» DATA SUPPLIED:

========================================

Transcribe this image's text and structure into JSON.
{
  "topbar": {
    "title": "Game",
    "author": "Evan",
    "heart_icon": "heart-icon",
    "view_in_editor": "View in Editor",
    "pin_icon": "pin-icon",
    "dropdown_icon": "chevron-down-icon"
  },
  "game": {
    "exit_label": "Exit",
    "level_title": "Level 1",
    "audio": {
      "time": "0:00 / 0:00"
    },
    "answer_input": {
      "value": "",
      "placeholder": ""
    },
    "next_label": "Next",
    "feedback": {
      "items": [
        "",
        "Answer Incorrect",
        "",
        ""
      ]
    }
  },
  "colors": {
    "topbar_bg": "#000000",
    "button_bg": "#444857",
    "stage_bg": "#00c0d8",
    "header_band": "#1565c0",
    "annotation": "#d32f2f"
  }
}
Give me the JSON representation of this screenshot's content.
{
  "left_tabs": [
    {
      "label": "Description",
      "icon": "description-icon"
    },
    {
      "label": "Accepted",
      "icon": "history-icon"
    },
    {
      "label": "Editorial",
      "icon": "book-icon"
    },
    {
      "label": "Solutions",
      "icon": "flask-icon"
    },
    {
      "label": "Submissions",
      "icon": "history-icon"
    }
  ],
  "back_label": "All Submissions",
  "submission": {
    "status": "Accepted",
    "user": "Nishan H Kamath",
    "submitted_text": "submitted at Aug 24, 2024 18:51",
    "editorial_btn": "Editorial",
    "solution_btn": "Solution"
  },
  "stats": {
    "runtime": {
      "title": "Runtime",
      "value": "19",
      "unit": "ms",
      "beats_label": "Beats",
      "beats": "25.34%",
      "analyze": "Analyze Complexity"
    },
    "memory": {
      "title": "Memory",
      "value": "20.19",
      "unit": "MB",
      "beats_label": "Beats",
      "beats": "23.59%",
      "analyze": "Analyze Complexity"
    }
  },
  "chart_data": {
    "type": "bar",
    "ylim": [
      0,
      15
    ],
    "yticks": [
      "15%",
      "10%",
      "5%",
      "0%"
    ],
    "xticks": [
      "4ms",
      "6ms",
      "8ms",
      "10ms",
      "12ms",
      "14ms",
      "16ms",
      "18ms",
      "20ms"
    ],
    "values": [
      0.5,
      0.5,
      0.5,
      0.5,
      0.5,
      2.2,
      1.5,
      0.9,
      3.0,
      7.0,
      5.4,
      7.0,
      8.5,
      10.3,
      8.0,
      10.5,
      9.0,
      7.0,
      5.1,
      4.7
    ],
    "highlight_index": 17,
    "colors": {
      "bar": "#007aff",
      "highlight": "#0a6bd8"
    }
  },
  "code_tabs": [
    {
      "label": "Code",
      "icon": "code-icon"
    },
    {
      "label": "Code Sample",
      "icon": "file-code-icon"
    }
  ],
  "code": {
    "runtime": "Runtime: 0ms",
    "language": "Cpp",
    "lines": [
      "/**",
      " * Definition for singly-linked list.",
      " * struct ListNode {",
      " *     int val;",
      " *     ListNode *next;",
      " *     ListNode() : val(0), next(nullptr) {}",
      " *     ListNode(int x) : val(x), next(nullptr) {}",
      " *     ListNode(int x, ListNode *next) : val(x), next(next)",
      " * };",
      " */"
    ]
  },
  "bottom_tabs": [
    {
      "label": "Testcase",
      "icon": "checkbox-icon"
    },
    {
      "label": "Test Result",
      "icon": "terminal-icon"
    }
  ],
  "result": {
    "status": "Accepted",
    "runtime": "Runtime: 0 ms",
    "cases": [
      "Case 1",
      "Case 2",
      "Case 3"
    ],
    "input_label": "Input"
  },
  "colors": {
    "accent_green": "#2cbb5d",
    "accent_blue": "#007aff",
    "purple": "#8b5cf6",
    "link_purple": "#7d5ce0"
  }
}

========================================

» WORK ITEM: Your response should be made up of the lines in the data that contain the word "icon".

» WRITTEN REPLY:
    "heart_icon": "heart-icon",
    "pin_icon": "pin-icon",
    "dropdown_icon": "chevron-down-icon"
      "icon": "description-icon"
      "icon": "history-icon"
      "icon": "book-icon"
      "icon": "flask-icon"
      "icon": "history-icon"
      "icon": "code-icon"
      "icon": "file-code-icon"
      "icon": "checkbox-icon"
      "icon": "terminal-icon"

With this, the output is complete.